Scan the material and copy out each line where the word "self" occurs.
──────── Records to process ────────
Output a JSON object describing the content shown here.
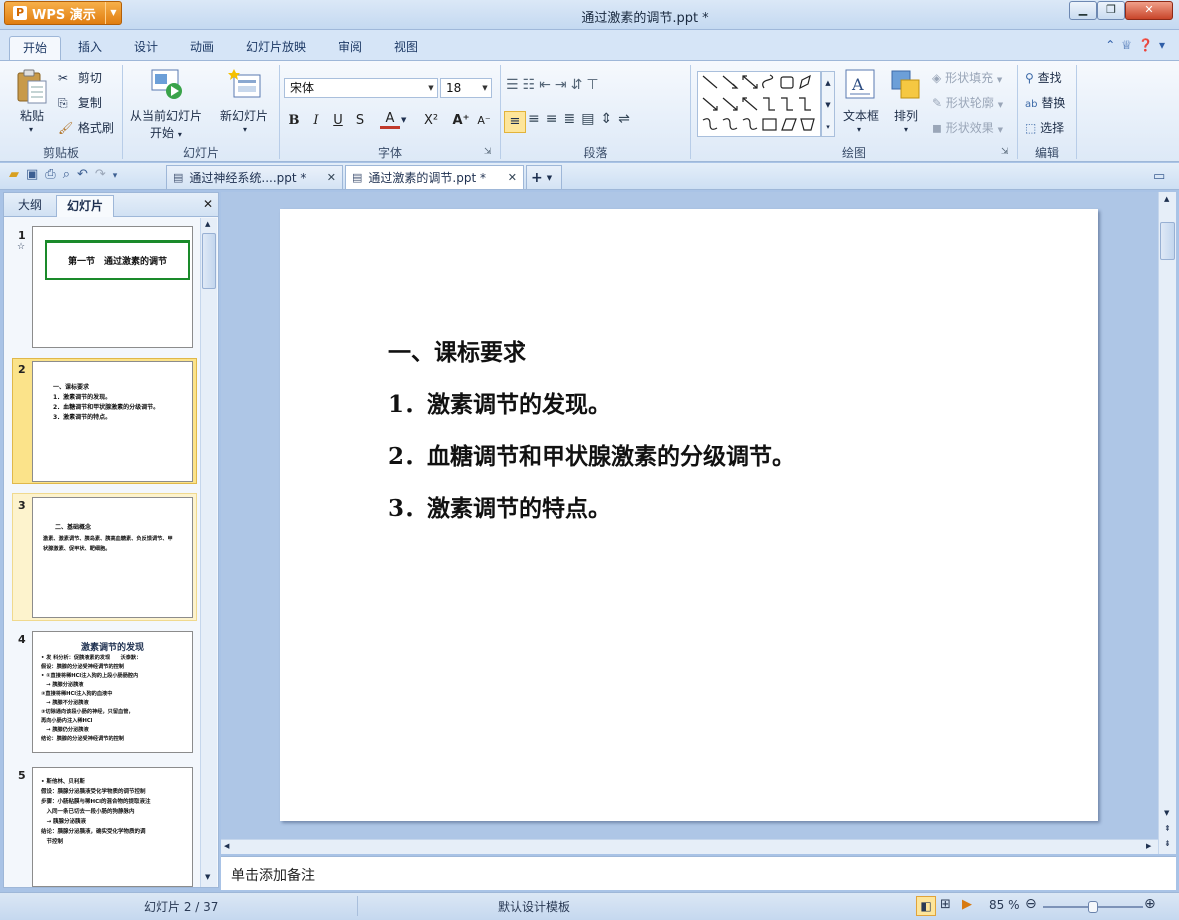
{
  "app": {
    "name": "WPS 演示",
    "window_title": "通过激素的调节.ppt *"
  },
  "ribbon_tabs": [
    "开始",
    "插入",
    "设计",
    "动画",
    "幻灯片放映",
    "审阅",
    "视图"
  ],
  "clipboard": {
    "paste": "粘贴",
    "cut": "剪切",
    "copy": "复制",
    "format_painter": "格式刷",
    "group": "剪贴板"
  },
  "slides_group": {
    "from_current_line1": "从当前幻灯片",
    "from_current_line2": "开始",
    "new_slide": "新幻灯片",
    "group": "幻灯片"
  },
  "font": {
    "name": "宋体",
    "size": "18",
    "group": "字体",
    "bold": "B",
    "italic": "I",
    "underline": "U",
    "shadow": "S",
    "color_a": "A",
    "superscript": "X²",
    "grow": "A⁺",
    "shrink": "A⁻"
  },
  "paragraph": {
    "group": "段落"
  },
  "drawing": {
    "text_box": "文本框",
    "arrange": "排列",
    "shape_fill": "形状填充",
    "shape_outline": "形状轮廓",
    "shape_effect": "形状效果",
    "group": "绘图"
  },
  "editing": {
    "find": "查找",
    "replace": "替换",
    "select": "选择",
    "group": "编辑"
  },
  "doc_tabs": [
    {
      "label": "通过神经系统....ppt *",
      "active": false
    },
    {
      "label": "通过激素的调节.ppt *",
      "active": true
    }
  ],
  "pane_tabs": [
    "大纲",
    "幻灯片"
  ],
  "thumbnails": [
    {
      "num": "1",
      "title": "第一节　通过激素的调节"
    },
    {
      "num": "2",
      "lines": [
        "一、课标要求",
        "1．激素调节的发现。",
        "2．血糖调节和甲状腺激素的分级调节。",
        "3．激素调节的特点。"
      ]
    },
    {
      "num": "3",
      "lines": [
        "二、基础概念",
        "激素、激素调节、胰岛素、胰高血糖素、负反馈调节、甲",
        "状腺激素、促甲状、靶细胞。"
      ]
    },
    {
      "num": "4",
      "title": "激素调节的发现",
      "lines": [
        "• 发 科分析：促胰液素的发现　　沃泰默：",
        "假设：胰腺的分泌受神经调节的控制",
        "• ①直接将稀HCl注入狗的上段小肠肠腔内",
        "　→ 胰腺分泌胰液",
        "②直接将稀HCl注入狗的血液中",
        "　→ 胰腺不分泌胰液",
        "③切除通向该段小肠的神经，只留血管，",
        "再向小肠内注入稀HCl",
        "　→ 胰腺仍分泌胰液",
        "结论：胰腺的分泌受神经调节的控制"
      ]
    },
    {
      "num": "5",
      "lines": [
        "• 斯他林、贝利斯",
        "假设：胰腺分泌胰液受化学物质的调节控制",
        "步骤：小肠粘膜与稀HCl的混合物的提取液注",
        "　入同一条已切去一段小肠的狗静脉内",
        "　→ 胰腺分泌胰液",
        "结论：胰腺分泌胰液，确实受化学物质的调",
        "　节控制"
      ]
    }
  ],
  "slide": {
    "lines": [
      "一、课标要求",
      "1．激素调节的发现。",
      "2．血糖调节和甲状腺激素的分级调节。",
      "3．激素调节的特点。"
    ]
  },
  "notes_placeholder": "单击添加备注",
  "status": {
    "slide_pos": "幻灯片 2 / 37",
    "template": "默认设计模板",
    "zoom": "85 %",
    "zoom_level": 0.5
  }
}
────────
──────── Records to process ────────
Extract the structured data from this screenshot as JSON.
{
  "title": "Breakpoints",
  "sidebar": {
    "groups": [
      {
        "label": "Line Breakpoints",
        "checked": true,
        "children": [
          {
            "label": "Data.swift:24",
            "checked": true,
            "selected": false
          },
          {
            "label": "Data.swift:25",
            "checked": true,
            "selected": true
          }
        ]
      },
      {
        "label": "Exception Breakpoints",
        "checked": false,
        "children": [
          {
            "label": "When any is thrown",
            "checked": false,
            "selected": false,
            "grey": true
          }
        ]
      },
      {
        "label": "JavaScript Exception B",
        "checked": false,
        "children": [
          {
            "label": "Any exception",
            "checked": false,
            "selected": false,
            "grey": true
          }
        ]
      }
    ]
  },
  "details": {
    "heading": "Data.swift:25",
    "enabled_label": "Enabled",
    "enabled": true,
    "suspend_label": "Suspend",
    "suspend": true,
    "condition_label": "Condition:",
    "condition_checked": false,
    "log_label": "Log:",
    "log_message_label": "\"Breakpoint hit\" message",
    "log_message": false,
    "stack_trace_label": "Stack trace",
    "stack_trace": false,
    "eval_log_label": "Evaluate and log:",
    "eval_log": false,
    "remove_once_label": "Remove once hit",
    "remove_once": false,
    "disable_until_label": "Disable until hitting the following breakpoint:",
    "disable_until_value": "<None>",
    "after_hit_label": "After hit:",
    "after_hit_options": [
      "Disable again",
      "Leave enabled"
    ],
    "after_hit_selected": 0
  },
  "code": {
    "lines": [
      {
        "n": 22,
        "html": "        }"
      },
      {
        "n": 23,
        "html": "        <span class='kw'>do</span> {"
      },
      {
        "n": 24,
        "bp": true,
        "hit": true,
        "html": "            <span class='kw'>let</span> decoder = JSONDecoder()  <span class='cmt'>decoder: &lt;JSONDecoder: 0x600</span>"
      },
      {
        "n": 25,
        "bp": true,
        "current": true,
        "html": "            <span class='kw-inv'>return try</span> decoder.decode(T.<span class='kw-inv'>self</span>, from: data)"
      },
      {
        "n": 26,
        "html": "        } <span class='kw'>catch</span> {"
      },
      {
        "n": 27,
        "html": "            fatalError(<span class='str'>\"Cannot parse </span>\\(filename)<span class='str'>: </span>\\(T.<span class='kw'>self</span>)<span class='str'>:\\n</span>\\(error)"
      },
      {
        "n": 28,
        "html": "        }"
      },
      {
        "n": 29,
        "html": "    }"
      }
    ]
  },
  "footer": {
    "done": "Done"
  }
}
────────
● **Problem solution**
        "html": "            <span class='kw-inv'>return try</span> decoder.decode(T.<span class='kw-inv'>self</span>, from: data)"
        "html": "            fatalError(<span class='str'>\"Cannot parse </span>\\(filename)<span class='str'>: </span>\\(T.<span class='kw'>self</span>)<span class='str'>:\\n</span>\\(error)"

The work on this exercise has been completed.